> _EXERCISE_:
Of the entries below, copy only those lines that contain the word "this".

::: MATERIAL FOR THE TASK

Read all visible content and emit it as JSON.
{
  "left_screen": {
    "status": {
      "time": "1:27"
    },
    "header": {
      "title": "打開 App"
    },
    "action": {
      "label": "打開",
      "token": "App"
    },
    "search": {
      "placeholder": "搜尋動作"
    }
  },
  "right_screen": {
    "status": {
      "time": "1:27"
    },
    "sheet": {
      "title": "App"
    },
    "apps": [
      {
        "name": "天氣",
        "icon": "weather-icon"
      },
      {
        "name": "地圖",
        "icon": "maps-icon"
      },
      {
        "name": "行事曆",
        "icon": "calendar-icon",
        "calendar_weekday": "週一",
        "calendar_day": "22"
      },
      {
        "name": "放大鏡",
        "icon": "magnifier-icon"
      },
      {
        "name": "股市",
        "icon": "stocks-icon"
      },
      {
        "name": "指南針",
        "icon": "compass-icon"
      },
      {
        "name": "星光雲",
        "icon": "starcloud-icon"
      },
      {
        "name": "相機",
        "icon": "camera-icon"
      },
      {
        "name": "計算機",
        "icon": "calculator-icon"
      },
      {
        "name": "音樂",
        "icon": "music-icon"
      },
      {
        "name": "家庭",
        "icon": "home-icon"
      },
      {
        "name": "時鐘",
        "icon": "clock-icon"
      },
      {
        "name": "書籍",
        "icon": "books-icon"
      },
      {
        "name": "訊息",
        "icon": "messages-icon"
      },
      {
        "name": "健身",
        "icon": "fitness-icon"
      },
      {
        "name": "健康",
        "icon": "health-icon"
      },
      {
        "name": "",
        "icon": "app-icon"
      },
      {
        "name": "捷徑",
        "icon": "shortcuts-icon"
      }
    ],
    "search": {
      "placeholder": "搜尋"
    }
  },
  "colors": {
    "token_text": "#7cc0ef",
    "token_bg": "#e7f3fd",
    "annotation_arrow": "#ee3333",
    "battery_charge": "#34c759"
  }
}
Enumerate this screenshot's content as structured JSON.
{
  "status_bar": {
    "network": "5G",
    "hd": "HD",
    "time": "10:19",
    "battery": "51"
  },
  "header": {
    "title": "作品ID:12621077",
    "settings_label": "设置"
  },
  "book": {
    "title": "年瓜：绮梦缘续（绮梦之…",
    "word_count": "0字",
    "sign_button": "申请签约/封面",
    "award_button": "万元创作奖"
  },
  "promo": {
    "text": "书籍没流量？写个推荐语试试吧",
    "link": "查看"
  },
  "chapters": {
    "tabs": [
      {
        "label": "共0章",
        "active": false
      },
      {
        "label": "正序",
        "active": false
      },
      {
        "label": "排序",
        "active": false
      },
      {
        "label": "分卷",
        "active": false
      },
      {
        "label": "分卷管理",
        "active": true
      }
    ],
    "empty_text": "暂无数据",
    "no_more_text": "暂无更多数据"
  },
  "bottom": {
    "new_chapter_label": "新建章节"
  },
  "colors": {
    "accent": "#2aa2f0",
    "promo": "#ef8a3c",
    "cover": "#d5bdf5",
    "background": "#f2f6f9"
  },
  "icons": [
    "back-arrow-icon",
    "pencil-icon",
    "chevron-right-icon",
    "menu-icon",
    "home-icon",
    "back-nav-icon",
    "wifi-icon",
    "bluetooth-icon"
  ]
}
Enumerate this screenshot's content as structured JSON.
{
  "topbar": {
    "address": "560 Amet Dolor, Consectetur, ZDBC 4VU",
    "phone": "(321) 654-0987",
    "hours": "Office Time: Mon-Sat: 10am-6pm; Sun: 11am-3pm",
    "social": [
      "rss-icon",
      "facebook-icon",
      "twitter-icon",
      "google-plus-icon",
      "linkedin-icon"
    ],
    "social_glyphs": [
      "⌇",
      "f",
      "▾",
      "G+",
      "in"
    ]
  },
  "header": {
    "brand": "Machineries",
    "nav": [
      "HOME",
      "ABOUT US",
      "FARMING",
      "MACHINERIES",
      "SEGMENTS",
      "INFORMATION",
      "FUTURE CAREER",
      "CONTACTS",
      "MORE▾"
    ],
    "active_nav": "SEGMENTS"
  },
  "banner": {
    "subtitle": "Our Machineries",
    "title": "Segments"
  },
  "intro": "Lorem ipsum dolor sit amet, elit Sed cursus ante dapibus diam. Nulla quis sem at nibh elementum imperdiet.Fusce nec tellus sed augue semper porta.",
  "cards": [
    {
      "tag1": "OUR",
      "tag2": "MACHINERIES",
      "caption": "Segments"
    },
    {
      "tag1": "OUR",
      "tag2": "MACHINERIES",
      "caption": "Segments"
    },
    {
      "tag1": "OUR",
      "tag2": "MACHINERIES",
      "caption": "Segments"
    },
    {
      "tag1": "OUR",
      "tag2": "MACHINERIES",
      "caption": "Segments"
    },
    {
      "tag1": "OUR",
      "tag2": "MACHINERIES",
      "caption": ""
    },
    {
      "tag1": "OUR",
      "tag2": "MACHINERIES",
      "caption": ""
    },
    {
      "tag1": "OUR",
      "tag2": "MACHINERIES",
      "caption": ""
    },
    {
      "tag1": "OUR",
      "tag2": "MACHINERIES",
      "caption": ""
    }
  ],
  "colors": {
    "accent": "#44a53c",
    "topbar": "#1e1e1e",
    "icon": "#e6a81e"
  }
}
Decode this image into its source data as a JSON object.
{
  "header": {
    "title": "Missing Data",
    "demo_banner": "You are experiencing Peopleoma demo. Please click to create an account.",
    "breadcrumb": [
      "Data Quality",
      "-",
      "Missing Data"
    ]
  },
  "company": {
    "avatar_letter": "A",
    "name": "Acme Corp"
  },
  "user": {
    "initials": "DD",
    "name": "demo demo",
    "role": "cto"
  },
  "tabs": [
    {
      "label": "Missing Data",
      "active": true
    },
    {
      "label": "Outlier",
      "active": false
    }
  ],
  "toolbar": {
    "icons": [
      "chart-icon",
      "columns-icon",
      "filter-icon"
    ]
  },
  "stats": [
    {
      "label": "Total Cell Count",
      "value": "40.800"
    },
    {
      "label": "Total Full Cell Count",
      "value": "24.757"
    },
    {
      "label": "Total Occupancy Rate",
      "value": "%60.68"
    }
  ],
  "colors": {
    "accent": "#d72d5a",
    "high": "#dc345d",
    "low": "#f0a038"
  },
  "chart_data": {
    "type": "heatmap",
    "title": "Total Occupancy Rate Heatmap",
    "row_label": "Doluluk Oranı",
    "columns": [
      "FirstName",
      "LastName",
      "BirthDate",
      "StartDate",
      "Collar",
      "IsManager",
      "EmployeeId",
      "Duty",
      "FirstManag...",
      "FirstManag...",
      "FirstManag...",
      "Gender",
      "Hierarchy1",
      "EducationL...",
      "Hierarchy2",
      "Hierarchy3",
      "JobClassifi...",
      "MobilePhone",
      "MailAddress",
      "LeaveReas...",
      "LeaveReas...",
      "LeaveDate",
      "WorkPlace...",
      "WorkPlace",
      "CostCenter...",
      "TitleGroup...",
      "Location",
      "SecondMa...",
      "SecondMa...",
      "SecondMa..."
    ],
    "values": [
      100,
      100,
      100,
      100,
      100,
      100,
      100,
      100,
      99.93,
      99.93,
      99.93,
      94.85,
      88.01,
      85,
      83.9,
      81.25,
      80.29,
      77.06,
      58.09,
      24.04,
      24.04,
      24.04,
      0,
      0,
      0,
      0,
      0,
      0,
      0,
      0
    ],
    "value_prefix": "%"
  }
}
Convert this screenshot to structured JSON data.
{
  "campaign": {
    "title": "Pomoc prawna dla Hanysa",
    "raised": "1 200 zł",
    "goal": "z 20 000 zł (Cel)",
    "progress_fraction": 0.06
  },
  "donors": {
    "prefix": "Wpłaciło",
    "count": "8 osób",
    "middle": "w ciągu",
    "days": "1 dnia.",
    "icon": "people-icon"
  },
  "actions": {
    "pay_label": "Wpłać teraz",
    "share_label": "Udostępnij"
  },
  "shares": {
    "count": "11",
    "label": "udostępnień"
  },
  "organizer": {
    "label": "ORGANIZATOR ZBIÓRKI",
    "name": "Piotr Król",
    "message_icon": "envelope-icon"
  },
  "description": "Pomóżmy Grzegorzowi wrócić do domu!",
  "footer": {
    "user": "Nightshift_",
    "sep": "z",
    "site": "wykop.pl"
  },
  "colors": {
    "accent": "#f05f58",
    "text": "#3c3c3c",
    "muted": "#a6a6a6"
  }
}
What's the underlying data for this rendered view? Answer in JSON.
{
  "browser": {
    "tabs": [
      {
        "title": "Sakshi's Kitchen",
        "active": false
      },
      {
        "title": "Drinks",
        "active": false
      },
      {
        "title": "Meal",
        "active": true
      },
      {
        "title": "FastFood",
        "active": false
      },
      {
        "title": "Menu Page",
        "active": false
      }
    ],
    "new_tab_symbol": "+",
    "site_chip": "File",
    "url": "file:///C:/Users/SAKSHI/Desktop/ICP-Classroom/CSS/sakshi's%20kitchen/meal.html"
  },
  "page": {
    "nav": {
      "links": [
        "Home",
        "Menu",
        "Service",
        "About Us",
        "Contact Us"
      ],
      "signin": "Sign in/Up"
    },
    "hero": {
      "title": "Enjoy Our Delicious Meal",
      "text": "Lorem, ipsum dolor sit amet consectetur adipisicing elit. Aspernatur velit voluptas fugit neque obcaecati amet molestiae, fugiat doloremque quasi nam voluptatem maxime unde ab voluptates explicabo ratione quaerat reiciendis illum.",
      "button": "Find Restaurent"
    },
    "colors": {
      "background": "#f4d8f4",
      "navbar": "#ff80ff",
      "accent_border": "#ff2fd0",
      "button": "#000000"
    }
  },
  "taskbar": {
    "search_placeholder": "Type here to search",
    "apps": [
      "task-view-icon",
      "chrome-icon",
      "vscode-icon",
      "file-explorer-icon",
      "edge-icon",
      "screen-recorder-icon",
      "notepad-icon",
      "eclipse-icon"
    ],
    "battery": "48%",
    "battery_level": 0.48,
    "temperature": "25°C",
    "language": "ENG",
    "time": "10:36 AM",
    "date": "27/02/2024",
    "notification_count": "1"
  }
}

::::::

> _EXERCISE RESULT_:
Enumerate this screenshot's content as structured JSON.
Enumerate this screenshot's content as structured JSON.
Decode this image into its source data as a JSON object.
Convert this screenshot to structured JSON data.
What's the underlying data for this rendered view? Answer in JSON.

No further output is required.